The four-year window – between the ages of 10 to 14 for girls and 12 to 16 for boys – is a vital time when as much as 36 per cent of the human skeleton is formed and bone is particularly responsive to physical activity.
“Kids who are sitting around are not loading their bones in ways that promote bone strength,” said Gabel, which is why
weight-bearing activities such as running and jumping and sports like soccer, ultimate Frisbee and basketball are important.
Bone strength is a combination of bone size, density and microarchitecture. While boys had larger and stronger bones throughout the study, both boys and girls responded in the same way to physical activity.
“We need school- and community-based approaches that make it easier for children and families to be more active,” said co-author Heather McKay, a professor in orthopedics and family practice at UBC and the Centre for Hip Health and Mobility.
The good news is that activity does not have to be structured or organized to be effective: short bursts such as dancing at home, playing tag at the park, chasing your dog or hopping and skipping count, too.

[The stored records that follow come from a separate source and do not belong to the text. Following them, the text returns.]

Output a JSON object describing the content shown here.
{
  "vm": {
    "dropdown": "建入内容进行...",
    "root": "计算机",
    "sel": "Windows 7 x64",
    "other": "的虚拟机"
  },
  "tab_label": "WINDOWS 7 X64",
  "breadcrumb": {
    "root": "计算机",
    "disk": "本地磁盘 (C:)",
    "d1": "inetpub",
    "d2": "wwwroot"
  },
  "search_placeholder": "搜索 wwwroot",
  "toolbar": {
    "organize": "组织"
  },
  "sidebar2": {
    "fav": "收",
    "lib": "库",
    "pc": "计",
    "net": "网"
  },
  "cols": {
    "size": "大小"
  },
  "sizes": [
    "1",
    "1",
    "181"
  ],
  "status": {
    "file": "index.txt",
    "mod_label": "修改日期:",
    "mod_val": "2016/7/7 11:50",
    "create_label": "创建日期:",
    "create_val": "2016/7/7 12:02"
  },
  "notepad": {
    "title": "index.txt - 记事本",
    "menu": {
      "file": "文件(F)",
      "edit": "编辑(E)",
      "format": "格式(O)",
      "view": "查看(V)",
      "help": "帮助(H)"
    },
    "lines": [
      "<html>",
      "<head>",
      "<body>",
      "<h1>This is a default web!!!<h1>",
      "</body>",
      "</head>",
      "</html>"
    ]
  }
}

“The bottom line is that children and youth need to step away from their screens and move to build the foundation for lifelong bone health,” said McKay.

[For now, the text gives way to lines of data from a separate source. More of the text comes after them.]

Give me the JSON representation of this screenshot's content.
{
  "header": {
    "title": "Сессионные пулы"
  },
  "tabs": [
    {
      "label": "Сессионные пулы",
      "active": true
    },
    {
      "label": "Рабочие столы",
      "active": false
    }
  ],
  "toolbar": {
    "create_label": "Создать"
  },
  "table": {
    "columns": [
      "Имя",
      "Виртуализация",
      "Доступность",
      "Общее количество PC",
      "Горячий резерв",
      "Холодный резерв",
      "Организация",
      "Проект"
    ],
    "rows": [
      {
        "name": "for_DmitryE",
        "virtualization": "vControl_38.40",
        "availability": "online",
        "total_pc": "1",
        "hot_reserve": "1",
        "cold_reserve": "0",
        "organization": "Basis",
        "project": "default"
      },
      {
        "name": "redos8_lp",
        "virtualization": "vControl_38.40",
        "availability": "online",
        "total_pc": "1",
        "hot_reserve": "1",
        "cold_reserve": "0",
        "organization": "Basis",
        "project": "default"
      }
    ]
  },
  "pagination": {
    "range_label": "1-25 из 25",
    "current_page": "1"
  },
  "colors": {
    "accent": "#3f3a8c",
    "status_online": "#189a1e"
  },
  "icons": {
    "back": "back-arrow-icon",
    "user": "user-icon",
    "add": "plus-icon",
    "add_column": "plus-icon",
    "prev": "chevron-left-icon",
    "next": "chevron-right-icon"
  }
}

COWS AND CURFEWS
Dairy cows housed indoors want to break curfew and roam free, suggests new UBC research.
The study measured how much work dairy cows will do to access pasture, by pushing on a weighted gate. It found the cows worked hard, especially at night. As a comparison, the researchers also measured how much weight the cows would push to access their regular feed when kept indoors, and discovered that the cows worked just as hard to go outside as they did to access fresh feed when they were hungry.
“Our findings show cows are highly motivated to be outside,” said Marina von Keyserlingk, the study’s lead author and an animal welfare professor in UBC’s faculty of land and food systems.
von Keyserlingk said many dairy cows in Canada, the US and other parts of the world are housed exclusively indoors. This may meet the cow’s basic needs for food, water, hygiene and shelter, but does not allow the cow to engage in natural behaviours.
“Improving the cow’s quality of life is obviously important for the animal, but it’s also important for the people involved, including the farmers that care for them and the consumers who buy dairy products,” said co-author and UBC animal welfare professor Dan Weary.
The researchers said their findings support previous studies that found public opinion of a good life for cattle involves access to outdoor grazing.
Dan Weary and Marina von Keyserlingk. Photo: courtesy LFS Learning Centre